Vinnies News Weekly

March: Highlights

Bringing the Community Together

Building upon the relationships from previous years, a number of ministries have continued to flourish. These include services to the homeless, those who are incarcerated, the elderly and those in care at the hospital. Each weekend, Vinnies and Vincentians come together to serve and build a sense of community.

Auckland City Mission Drop-In Volunteers

On a Saturday and Sunday, the Vinnies serve tea, coffee and meals to those residing at Auckland City Mission. This venue is a haven for those sleeping it rough, or seeking repsite from the cold weather outside. The Vinnies work to develop face to face connections and provide an opportunity for growth.

New inductees for Auckland City Mission

Prison Ministry

On Sundays, a group of Vinnies Youth have the opportunity to visit those incarcerated within Mt Eden Prison. The group lead a Liturgy of the Word in up to two prison wings at a time, as well as some conversation and waita (songs).

Members of the Prison Ministry group, preparing for weekend services.
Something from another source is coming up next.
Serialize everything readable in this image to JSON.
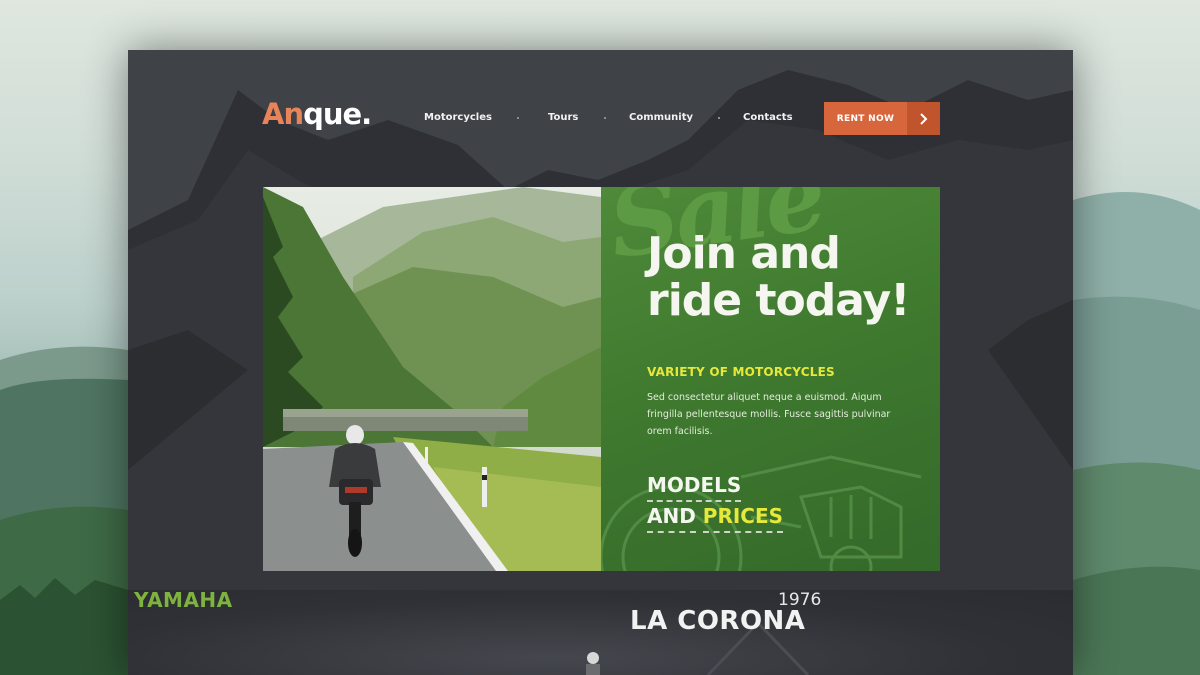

Elderly Visitation

Once a fortnight a number of Vinnies also visit Wesley Rest Home Hospital in Mount Eden to connect in with our elders. Those who attend lead the music for residents and engage in conversation. The residents are fond of music and enjoy meeting new faces and connecting in.

VinniesYouth preparing for their ministry at the resthome.

Hospital Ministry

Before Mass on Sunday, Vinnies also have the opportunity to guide patients at Auckland Hospital to and from their rooms. Though the journey is short the conversations which take in the corridor provide a sense of positivity that is well receieved by all. The simple act of being able to attend the Mass is significant for those that go as they seek to recover and rehabilitate themselves.

Members of the weekly Hospital Ministry team

St Pauls Homelessness Retreat 2018

On Holy Thursday to Good Friday, the young men from St Pauls College embarked on their annual homelessness retreat. They fought the cold and built cardboard housing so as to immerse themselves in the reality faced by many throughout Auckland City. The projected number of homeless within a 3km radius of the Sky Tower at the time was 240. This only accounts for those sleeping it rough or residing within emergency housing conditions. Throughout the night they learnt a number of empathy tools, and what it takes to make the ground your house.


In the morning, sore and stiff, the students proceeded to walk to notable locations where the homeless reside. These spaces included James Liston Hostel and Auckland City Mission – an emergency housing centre and support centre respectively. While visiting the students engaged in conversation with the community present, honoring the stories shared with a heartfelt song and college haka. The experience of this retreat provided a profound impact amongst the students, causing a significant shift in mentality and a longing to do more service so as to alleviate this harsh social reality.


Samoa and Tonga Appeal

In light of the Cyclone Gita aftermath, youth from across Auckland banded together to pack and ship resources to the islands of Samoa and Tonga. These resources included   boxes of clothing, blankets and items to help families get back on their feet. All proceeds were donated from across Auckland, with many schools conducting the appeal amongst their own communities.